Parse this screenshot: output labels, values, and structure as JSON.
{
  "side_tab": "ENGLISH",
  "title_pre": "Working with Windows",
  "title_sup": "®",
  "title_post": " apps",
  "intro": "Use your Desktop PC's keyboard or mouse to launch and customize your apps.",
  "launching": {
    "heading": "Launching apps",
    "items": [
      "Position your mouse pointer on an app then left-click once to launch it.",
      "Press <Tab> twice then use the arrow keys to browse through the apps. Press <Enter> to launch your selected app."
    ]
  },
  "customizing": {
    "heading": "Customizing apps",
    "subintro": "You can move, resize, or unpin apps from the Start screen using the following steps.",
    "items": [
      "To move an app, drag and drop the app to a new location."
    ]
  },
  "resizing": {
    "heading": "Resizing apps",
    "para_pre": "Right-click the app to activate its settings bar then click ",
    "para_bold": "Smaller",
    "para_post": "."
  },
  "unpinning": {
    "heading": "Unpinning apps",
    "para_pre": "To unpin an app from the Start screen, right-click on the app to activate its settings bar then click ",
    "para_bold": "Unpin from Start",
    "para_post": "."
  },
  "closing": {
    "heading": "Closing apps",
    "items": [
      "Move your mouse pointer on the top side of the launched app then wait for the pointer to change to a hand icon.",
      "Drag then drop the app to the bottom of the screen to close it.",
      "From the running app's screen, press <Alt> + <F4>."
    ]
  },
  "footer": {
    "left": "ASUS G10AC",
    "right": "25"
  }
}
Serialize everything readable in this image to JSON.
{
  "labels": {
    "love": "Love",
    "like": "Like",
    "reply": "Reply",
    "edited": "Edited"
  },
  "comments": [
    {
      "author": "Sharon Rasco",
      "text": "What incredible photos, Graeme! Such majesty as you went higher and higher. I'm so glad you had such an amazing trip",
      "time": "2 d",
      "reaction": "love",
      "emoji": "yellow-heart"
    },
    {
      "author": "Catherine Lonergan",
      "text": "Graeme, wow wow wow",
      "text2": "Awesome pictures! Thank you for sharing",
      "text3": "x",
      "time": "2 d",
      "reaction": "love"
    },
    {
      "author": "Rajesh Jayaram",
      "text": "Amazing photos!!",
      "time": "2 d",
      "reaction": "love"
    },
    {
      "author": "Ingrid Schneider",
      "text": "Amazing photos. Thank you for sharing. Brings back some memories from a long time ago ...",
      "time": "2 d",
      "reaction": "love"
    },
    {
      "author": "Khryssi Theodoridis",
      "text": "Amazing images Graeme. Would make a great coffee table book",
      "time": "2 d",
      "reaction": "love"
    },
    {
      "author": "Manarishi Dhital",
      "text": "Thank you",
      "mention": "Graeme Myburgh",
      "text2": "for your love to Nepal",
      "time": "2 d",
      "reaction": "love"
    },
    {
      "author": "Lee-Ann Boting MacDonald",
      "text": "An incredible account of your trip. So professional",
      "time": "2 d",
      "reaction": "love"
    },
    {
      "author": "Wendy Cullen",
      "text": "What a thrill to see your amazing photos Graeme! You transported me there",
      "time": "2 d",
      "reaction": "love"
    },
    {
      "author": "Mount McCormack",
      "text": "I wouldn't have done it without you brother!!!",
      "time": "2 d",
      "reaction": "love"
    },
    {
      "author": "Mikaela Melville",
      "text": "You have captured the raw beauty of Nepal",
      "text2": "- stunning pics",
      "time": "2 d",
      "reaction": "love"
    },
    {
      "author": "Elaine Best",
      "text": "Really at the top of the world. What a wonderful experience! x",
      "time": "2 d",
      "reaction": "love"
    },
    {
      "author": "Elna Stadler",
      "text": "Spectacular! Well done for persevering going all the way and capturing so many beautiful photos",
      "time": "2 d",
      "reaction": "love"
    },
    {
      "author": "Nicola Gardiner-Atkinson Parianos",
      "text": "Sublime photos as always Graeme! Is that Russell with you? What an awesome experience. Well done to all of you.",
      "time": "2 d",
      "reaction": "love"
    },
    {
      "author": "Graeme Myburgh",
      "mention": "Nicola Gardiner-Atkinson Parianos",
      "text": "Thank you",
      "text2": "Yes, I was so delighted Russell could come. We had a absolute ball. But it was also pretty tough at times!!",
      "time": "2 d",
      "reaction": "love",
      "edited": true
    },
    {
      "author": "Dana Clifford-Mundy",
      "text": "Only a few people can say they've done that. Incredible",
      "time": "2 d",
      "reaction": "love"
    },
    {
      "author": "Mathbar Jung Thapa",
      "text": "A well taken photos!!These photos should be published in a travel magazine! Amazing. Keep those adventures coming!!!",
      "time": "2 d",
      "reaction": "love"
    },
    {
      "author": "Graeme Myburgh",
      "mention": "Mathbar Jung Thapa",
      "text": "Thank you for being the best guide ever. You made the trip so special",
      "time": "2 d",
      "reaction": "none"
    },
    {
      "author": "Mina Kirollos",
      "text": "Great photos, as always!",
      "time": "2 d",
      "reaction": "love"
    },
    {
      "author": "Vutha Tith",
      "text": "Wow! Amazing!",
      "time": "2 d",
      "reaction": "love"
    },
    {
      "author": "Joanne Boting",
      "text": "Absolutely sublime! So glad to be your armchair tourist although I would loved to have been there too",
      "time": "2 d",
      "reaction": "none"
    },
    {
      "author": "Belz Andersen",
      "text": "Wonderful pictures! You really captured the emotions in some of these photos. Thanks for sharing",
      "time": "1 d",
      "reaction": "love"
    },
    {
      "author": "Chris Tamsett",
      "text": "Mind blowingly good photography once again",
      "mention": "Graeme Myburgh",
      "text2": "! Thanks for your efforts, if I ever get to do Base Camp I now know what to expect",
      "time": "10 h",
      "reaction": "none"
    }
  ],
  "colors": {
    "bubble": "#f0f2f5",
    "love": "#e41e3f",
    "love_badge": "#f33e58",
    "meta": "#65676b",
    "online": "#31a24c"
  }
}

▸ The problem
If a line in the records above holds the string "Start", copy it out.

▸ Output for this task
    "subintro": "You can move, resize, or unpin apps from the Start screen using the following steps.",
    "para_pre": "To unpin an app from the Start screen, right-click on the app to activate its settings bar then click ",
    "para_bold": "Unpin from Start",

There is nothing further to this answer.